(What is being asked)
Where a line below holds the string "JSON", that line goes into the answer.

(Given entries)
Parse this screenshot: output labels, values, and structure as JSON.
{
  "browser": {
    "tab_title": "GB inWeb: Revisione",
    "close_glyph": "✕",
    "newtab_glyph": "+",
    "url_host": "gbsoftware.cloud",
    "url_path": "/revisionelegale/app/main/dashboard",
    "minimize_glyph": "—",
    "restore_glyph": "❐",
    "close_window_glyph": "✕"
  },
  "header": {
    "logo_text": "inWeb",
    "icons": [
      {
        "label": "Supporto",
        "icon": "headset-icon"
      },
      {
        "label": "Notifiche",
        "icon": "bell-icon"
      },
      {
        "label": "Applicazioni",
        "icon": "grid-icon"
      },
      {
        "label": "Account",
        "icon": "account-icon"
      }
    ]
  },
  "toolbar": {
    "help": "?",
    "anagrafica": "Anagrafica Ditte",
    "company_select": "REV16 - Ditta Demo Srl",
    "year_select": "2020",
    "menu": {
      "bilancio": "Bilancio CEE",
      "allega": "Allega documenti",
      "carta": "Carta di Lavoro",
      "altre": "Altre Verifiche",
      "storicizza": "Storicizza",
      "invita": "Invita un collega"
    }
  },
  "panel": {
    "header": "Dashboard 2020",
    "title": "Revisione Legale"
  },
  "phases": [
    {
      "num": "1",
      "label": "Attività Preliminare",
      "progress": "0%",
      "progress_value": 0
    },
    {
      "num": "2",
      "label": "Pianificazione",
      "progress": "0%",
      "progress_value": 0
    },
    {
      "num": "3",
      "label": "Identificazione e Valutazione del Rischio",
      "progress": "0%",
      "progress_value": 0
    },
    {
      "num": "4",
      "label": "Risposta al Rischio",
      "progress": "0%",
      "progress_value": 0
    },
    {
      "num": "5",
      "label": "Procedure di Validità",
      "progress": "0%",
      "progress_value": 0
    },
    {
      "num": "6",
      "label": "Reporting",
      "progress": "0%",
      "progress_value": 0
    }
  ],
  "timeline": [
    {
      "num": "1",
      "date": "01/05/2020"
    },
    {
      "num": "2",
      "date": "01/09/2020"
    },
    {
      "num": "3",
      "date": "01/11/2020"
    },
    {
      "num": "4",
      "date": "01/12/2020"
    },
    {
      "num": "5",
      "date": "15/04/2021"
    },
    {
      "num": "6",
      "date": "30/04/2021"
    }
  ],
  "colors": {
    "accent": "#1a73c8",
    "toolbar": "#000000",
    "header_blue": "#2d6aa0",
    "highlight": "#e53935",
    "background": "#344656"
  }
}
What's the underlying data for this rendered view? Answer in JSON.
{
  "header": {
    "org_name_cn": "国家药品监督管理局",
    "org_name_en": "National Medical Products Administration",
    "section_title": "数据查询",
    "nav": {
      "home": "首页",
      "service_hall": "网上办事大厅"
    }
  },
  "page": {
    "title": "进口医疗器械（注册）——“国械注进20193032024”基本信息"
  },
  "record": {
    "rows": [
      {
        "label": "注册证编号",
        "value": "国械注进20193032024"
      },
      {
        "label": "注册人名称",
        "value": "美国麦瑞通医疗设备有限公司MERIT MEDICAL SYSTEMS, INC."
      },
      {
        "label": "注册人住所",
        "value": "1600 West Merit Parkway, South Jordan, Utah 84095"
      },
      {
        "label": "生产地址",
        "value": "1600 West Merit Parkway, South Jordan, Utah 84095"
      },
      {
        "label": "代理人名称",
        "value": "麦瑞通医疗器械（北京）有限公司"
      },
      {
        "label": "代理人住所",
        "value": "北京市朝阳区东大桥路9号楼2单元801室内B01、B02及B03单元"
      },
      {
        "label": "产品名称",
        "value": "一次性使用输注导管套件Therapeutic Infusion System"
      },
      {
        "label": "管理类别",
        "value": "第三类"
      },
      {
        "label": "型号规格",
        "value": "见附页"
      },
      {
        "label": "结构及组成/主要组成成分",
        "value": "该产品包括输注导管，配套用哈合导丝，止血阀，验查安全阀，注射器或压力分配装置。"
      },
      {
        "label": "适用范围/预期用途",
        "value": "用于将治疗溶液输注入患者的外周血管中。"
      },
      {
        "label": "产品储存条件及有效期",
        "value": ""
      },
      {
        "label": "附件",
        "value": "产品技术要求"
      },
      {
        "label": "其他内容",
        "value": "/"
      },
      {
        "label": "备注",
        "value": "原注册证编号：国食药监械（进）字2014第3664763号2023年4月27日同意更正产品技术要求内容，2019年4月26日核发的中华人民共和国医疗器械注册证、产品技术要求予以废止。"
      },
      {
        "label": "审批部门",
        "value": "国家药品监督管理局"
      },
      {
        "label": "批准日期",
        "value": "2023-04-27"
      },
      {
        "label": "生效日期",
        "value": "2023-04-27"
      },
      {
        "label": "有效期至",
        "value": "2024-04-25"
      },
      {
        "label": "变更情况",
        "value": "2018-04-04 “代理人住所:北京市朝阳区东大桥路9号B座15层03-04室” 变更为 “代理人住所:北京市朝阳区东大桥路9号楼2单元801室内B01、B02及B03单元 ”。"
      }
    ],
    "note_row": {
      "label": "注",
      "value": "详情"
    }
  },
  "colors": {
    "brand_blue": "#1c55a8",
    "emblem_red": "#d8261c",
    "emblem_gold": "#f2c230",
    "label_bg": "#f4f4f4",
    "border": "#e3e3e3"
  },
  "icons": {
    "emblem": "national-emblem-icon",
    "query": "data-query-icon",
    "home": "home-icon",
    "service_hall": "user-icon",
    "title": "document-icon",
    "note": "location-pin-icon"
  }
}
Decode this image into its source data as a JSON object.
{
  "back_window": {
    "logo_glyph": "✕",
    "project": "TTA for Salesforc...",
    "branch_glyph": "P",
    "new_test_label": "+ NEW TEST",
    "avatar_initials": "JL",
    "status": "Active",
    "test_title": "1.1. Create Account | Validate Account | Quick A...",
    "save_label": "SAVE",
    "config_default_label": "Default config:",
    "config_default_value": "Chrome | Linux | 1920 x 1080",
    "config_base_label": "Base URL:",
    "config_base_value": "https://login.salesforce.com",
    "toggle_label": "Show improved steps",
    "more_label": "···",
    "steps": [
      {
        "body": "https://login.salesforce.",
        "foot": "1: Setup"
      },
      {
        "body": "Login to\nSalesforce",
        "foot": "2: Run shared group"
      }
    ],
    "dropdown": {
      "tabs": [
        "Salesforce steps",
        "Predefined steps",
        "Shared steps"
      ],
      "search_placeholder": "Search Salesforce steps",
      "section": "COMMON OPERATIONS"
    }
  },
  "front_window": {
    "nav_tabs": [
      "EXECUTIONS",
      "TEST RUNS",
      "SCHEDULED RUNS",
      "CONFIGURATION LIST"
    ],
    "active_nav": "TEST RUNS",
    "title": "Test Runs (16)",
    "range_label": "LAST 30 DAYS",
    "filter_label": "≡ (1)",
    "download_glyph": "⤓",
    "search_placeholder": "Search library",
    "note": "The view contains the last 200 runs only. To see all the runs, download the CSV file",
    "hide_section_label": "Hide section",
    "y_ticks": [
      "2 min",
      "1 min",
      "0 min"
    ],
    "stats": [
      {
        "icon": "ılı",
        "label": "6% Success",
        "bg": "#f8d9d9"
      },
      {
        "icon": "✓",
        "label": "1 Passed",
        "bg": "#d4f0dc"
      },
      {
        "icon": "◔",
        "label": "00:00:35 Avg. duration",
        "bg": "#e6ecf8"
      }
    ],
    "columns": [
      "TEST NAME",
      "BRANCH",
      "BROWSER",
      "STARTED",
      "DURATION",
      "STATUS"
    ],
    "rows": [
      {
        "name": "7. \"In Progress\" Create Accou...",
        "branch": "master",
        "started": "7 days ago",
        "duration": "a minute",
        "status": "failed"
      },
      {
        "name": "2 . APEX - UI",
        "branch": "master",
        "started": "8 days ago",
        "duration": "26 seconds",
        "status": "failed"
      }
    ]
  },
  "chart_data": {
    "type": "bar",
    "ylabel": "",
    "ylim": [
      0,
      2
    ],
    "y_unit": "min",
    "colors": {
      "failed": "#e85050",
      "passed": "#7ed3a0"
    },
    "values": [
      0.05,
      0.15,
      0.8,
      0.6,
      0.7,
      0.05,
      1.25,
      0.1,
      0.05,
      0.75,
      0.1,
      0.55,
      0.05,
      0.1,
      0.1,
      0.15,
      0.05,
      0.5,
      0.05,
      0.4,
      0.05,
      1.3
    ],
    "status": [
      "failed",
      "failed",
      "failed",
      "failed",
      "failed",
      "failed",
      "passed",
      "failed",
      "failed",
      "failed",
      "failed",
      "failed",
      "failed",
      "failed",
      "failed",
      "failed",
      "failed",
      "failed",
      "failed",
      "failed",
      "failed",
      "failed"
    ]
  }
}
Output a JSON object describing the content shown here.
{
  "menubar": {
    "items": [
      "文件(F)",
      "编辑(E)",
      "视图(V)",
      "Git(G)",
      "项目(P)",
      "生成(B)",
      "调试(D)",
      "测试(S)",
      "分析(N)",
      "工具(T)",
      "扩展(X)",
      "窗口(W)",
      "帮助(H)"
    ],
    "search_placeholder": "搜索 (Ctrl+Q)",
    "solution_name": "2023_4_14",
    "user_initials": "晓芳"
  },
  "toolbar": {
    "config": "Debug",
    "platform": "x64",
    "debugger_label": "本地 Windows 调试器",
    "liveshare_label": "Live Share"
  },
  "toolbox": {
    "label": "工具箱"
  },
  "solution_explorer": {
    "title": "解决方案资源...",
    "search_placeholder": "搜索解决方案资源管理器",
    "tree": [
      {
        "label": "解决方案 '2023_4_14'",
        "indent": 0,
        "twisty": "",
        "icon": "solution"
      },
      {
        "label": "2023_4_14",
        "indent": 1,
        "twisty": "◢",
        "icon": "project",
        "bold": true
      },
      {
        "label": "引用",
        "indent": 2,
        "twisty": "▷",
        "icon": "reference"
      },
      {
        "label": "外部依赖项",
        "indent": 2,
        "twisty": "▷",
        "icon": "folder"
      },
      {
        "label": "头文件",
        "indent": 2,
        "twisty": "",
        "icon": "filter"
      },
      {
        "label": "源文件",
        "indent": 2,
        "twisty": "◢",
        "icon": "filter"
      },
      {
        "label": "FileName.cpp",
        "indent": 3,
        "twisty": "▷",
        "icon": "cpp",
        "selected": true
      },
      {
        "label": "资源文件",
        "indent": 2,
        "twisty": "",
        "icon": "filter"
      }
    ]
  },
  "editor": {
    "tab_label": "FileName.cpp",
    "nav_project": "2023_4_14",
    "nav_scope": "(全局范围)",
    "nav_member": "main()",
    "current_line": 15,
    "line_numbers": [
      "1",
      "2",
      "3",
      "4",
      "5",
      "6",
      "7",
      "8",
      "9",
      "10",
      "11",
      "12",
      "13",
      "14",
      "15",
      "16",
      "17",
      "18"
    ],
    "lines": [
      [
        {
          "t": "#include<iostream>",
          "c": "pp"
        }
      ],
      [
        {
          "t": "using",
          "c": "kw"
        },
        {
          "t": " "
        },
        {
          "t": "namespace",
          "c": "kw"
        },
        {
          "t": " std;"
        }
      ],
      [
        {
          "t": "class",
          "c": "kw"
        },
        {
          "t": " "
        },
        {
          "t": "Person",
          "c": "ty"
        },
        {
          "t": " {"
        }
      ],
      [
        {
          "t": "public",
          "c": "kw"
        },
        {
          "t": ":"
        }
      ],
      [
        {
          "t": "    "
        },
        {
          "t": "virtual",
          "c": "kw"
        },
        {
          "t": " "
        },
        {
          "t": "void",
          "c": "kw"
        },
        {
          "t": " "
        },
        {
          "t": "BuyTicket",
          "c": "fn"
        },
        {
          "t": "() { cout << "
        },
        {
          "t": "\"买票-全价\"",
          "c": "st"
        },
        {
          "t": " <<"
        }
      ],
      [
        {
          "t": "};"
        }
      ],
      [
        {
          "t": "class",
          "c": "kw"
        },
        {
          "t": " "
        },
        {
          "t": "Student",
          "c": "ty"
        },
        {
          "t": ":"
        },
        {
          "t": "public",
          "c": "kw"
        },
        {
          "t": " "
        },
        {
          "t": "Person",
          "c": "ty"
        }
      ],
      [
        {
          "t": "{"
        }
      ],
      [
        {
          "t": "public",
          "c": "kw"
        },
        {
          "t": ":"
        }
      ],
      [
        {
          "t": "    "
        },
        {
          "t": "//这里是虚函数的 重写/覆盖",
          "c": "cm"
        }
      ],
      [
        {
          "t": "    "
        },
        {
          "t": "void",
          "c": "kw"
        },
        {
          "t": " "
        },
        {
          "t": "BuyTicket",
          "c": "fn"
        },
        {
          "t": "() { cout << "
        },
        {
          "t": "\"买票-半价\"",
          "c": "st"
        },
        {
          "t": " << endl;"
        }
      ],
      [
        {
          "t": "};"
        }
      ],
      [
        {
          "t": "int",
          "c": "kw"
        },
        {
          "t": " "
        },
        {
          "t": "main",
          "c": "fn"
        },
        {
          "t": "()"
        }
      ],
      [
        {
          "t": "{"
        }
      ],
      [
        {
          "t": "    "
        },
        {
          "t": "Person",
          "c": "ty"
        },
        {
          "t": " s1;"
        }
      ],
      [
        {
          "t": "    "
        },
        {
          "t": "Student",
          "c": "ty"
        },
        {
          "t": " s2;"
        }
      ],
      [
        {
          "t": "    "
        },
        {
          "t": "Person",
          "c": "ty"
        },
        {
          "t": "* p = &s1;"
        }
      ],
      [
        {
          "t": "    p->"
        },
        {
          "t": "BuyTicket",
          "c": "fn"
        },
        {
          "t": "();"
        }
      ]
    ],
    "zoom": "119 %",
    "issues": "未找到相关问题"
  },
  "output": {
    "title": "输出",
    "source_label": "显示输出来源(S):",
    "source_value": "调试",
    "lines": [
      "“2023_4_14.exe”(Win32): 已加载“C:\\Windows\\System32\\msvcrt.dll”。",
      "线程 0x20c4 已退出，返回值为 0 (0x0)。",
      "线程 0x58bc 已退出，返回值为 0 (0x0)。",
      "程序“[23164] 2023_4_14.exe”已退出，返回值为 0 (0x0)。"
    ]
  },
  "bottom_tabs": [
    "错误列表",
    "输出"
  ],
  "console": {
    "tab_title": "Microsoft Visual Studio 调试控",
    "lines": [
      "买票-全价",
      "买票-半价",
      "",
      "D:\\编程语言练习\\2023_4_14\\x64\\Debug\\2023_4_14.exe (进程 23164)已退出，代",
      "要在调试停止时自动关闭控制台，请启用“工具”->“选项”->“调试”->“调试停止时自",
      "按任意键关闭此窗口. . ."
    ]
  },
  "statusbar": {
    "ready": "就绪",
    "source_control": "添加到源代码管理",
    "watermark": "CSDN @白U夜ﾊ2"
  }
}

(Finished exercise)
Parse this screenshot: output labels, values, and structure as JSON.
What's the underlying data for this rendered view? Answer in JSON.
Decode this image into its source data as a JSON object.
Output a JSON object describing the content shown here.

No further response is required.